The Israeli military has always combined the practically of combat with the morality of our Jewish way of life. For political reasons women’s groups have tried to break down barriers but the simple fact is that physically women are not capable of doing the job men do. There was an attempt to integrate women in the Search and Rescue units but it was discovered that a great deal of physical damage was caused to them as a result of the increased effort. Even the girls who were integrated into the anti-aircraft unit suffered great physical damage during the long hikes. They suffered more than 30% more stress factors than the boys.”

Wake Up is dubious:

Congratulations on your exploits in Tekken.

Yeah, it wasn’t a video game, it was a similarly dubious active-duty Marine officer with significant combat experience.  He doesn’t mock the martial arts any more.  Nor would you if you tried to last even one minute against me or any other Dragon from my old dojo.  I’ve seen no shortage of doubters and mockers.  No one ever remained that way after stepping onto the mats and experiencing what a combination of speed, strength, experience, and training can do to the average tough guy.  We never did any choreographed fight demonstrations either.  We simply gave people a pair of gloves and told them to take their best shot.  Most of them did exactly the same thing.  Step-step-cock-grimace-BIG rear hand.  The rest tried the midsection tackle.

RealMatt, on the other hand, is simply misinformed:

The odds of a person trained in every single martial art ever known to man, with little to no real life fight experience, performing well in an actual fight, are very low.
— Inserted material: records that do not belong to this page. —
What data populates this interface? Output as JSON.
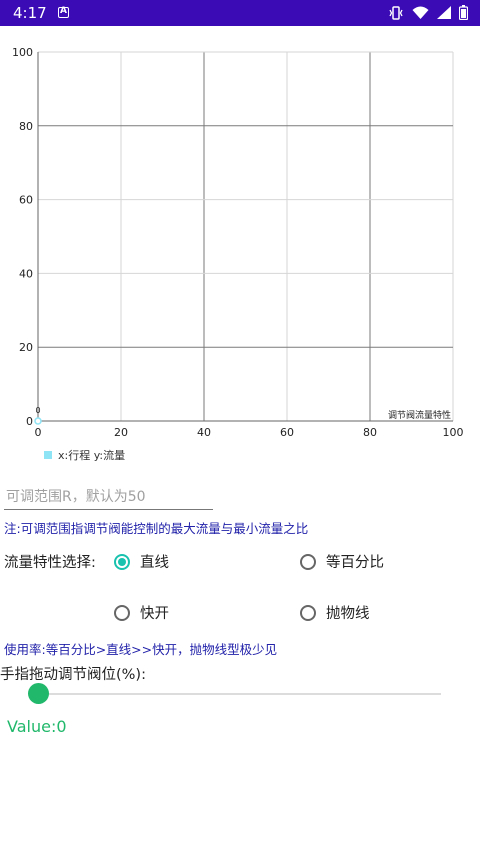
{
  "status_bar": {
    "time": "4:17",
    "notification_icon": "a-letter-icon",
    "icons": [
      "vibrate-icon",
      "wifi-icon",
      "signal-icon",
      "battery-icon"
    ],
    "bar_color": "#3b0bb6"
  },
  "chart_data": {
    "type": "line",
    "xlim": [
      0,
      100
    ],
    "ylim": [
      0,
      100
    ],
    "x_ticks": [
      "0",
      "20",
      "40",
      "60",
      "80",
      "100"
    ],
    "y_ticks": [
      "0",
      "20",
      "40",
      "60",
      "80",
      "100"
    ],
    "grid": true,
    "series": [
      {
        "name": "x:行程 y:流量",
        "color": "#8ee3f5",
        "points": [
          {
            "x": 0,
            "y": 0
          }
        ],
        "point_labels": [
          "0"
        ]
      }
    ],
    "description_text": "调节阀流量特性",
    "legend_position": "bottom-left"
  },
  "input": {
    "range_placeholder": "可调范围R，默认为50",
    "range_value": ""
  },
  "notes": {
    "range_note": "注:可调范围指调节阀能控制的最大流量与最小流量之比",
    "usage_note": "使用率:等百分比>直线>>快开，抛物线型极少见"
  },
  "selection": {
    "label": "流量特性选择:",
    "options": [
      {
        "label": "直线",
        "checked": true
      },
      {
        "label": "等百分比",
        "checked": false
      },
      {
        "label": "快开",
        "checked": false
      },
      {
        "label": "抛物线",
        "checked": false
      }
    ],
    "accent_color": "#19c2ae"
  },
  "slider": {
    "label": "手指拖动调节阀位(%):",
    "value": 0,
    "value_text": "Value:0",
    "accent_color": "#21b86b"
  }
}
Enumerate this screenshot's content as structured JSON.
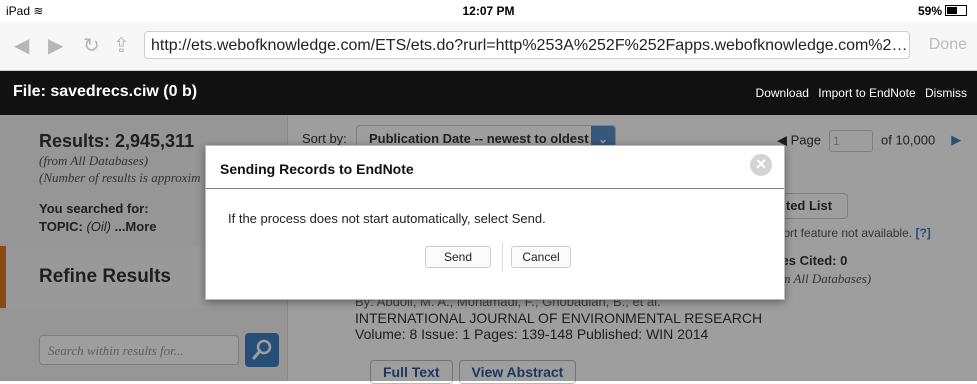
{
  "status": {
    "device": "iPad",
    "time": "12:07 PM",
    "battery": "59%"
  },
  "browser": {
    "url": "http://ets.webofknowledge.com/ETS/ets.do?rurl=http%253A%252F%252Fapps.webofknowledge.com%252Fsu...",
    "done_label": "Done",
    "back_icon": "◀",
    "forward_icon": "▶",
    "reload_icon": "↻",
    "share_icon": "⇪"
  },
  "filebar": {
    "title": "File: savedrecs.ciw (0 b)",
    "actions": [
      "Download",
      "Import to EndNote",
      "Dismiss"
    ]
  },
  "sidebar": {
    "results": "Results: 2,945,311",
    "from": "(from All Databases)",
    "approx": "(Number of results is approxim",
    "searched_label": "You searched for:",
    "topic_prefix": "TOPIC: ",
    "topic_value": "(Oil)",
    "more": " ...More",
    "refine": "Refine Results",
    "search_placeholder": "Search within results for..."
  },
  "main": {
    "sort_label": "Sort by:",
    "sort_value": "Publication Date -- newest to oldest",
    "page_label": "Page",
    "page_value": "1",
    "page_of": "of 10,000",
    "saved_list": "ted List",
    "report_note": "eport feature not available.",
    "report_help": "[?]",
    "times_cited": "mes Cited: 0",
    "times_db": "rom All Databases)",
    "authors": "By: Abdoli, M. A.; Mohamadi, F.; Ghobadian, B.; et al.",
    "journal": "INTERNATIONAL JOURNAL OF ENVIRONMENTAL RESEARCH  Volume: 8  Issue: 1  Pages: 139-148  Published: WIN 2014",
    "full_text": "Full Text",
    "view_abstract": "View Abstract"
  },
  "modal": {
    "title": "Sending Records to EndNote",
    "message": "If the process does not start automatically, select Send.",
    "send": "Send",
    "cancel": "Cancel",
    "close_icon": "×"
  }
}
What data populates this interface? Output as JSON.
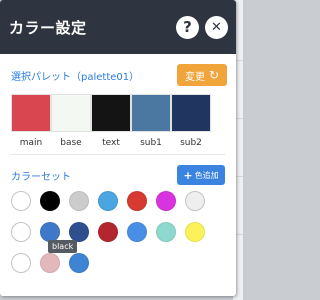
{
  "dialog": {
    "title": "カラー設定",
    "help_icon": "question-circle-icon",
    "help_label": "?",
    "close_icon": "close-circle-icon",
    "close_label": "✕"
  },
  "palette": {
    "label": "選択パレット（palette01）",
    "change_button": "変更",
    "change_icon": "refresh-icon",
    "swatches": [
      {
        "name": "main",
        "color": "#d9464f"
      },
      {
        "name": "base",
        "color": "#f3f9f2"
      },
      {
        "name": "text",
        "color": "#141414"
      },
      {
        "name": "sub1",
        "color": "#4b78a0"
      },
      {
        "name": "sub2",
        "color": "#203660"
      }
    ]
  },
  "colorset": {
    "label": "カラーセット",
    "add_button": "色追加",
    "add_icon": "plus-icon",
    "tooltip": "black",
    "rows": [
      [
        "#ffffff",
        "#000000",
        "#cccccc",
        "#4aa5e0",
        "#d63a30",
        "#d833df",
        "#eeeeee"
      ],
      [
        "#ffffff",
        "#3f78c9",
        "#2f4f8e",
        "#b3262f",
        "#4a8fe6",
        "#8fd8d0",
        "#fbf25a"
      ],
      [
        "#ffffff",
        "#e2b8bb",
        "#3e84d2"
      ]
    ]
  }
}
Totally false.  It depends upon the school and the training.  The first time I got into an actual fight after I’d had a few years of training, it took me about ten seconds to incapacitate the guy with an arm bar after breaking his nose.  There is a very real difference between the fighting schools and the non-fighting schools.  I’ve been knocked out and had bones from my nose to my toes broken in training, whereas in the four real fights I was in, no one ever even managed to touch me.  In my experience, heavy contact sparring with someone who is trained is a lot harder than real fighting, as untrained brawlers not only tend to present a myriad of open targets, they advertise what they are going to do.

For example, they have a tendency to lead with their face, which is when the guy cocks his rear arm back as he leans or actually steps forward.  This is a very, very bad mistake against a trained fighter and usually results in eating a jab.  The instinctive grapplers, on the other hand, like to tackle at the waist.  That is how the aforementioned Marine managed to put himself in position to get his neck snapped so quickly.  Go with the flow, drop the arms, slide the left up and over, grab, twist, and lock.  Then ride to the ground, but carefully.

However, most men tend to start with punches, so my preference is usually to sidestep and catch the arm as it comes at me, pull it past and pivot to either a) slam the guy face-first into a wall if it is there, or b) keep turning and put him down on the ground in an armbar if it is not.  If the wall is there, I jam his arm up high behind his back while he’s stunned, then turn him and sweep his legs to put him down.  Then I put one knee on the back of his neck while keeping his arm pinned high. I also try to speak reassuringly, telling him to calm down, it’s all right, and so forth. They can’t do anything in that position, but you don’t want them to panic and cause you to break something.  The combination of the shock, the pain, and the helplessness usually causes them to relax in short order.

The only time this didn’t work without a problem was the second time, because I stopped with the guy pinned against the wall.  He seemed calm enough, so I stepped back and let him go, at which point he lunged at my bouncer friend.  That was how I learned not to stop until the guy is not only temporarily incapacitated, but down as well.